Eugene von Bruenchenhein (American, 1910-1983), was an outsider artist from Milwaukee, Wisconsin known for his prolific collection of paintings, sculptures, and photographs. A high-school dropout, he lived a subsistence lifestyle with his wife, using found materials such as cardboard boxes from the bakery he worked at, as well as chicken bones and cement. His fantastical and haunting landscapes can be characterized by his self-taught technique of using his fingers, combs, quills, and tools from the bakery to scrape away the paint to reveal a white undercoat. Bruenchenhein’s visionary scenes contain intense color contrasts and unearthly, undulating shapes.

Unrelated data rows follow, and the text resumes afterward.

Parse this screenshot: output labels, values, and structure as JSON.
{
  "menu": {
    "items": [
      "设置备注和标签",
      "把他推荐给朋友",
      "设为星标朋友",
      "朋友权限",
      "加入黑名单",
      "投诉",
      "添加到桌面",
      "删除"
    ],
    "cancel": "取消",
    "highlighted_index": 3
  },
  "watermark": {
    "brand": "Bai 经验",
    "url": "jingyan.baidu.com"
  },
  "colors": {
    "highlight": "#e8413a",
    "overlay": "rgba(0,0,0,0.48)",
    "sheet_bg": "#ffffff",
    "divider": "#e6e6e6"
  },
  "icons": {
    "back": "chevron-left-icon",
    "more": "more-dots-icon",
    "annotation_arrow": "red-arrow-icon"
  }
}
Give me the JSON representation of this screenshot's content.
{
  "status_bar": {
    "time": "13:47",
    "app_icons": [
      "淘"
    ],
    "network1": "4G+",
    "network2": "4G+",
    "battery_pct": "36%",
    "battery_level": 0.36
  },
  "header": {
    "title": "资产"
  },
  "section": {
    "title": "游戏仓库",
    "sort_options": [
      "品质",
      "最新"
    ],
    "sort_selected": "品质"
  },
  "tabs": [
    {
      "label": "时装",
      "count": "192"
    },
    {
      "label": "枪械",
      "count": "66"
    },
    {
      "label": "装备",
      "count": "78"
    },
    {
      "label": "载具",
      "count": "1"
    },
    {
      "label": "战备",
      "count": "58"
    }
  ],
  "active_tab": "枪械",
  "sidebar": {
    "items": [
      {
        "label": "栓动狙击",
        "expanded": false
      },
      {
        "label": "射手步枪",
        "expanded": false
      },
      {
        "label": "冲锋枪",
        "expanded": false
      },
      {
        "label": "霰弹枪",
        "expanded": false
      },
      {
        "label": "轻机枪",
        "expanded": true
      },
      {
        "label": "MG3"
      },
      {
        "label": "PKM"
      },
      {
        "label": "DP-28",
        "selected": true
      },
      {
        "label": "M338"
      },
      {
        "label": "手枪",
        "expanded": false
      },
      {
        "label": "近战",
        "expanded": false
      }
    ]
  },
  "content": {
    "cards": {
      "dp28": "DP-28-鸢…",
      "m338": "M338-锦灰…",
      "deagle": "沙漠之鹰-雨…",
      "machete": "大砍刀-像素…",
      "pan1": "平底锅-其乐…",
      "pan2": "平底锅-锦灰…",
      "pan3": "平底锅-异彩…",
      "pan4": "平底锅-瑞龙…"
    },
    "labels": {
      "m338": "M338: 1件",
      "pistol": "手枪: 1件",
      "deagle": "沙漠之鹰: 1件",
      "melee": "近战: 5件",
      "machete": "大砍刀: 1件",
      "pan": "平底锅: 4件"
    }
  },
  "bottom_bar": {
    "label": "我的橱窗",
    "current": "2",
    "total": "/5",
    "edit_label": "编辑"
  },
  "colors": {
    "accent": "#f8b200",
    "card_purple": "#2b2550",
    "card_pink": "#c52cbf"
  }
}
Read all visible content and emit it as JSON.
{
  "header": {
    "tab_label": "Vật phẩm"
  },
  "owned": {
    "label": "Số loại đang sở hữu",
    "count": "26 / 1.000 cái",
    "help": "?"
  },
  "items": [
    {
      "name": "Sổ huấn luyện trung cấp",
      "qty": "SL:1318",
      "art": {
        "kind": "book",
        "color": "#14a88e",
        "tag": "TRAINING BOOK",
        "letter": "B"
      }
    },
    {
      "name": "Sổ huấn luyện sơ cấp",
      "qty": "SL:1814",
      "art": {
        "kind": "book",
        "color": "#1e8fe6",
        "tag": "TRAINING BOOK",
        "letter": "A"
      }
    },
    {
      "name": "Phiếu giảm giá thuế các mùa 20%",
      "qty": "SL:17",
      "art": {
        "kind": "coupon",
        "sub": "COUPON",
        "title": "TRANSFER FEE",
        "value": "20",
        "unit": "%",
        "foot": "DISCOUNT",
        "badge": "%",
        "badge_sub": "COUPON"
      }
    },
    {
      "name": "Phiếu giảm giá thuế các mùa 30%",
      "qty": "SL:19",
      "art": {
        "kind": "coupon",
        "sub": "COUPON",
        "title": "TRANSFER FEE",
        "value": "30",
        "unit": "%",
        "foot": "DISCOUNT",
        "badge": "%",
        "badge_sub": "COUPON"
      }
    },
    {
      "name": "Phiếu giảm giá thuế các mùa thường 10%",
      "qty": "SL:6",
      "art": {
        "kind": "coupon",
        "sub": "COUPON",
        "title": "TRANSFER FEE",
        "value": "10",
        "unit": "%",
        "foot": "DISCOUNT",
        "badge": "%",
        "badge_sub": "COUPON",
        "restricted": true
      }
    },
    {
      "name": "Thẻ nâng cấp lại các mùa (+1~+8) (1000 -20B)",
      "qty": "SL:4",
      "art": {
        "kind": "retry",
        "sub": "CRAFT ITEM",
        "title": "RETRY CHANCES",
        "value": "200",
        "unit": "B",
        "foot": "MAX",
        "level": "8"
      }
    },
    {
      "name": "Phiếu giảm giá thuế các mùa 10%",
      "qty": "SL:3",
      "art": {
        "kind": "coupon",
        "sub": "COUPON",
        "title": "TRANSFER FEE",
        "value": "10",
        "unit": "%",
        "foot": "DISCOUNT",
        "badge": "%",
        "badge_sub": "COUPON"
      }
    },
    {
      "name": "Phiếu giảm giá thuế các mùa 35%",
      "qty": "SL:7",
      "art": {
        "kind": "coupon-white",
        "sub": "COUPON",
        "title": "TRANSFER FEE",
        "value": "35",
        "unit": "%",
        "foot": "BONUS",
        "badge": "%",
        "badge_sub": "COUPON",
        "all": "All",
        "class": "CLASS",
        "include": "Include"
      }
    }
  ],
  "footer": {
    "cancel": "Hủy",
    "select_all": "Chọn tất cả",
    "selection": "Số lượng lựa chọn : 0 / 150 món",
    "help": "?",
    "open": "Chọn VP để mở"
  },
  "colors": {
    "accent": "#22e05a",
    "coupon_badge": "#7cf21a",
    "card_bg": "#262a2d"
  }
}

Before working with scavenged materials, he photographed his wife, Marie, in black and white, pin-up style scenarios.
His work has been shown in the American Folk Art Museum in New York, the Smithsonian American Art Museum in Washington, D.C., and the Philadelphia Museum of Art.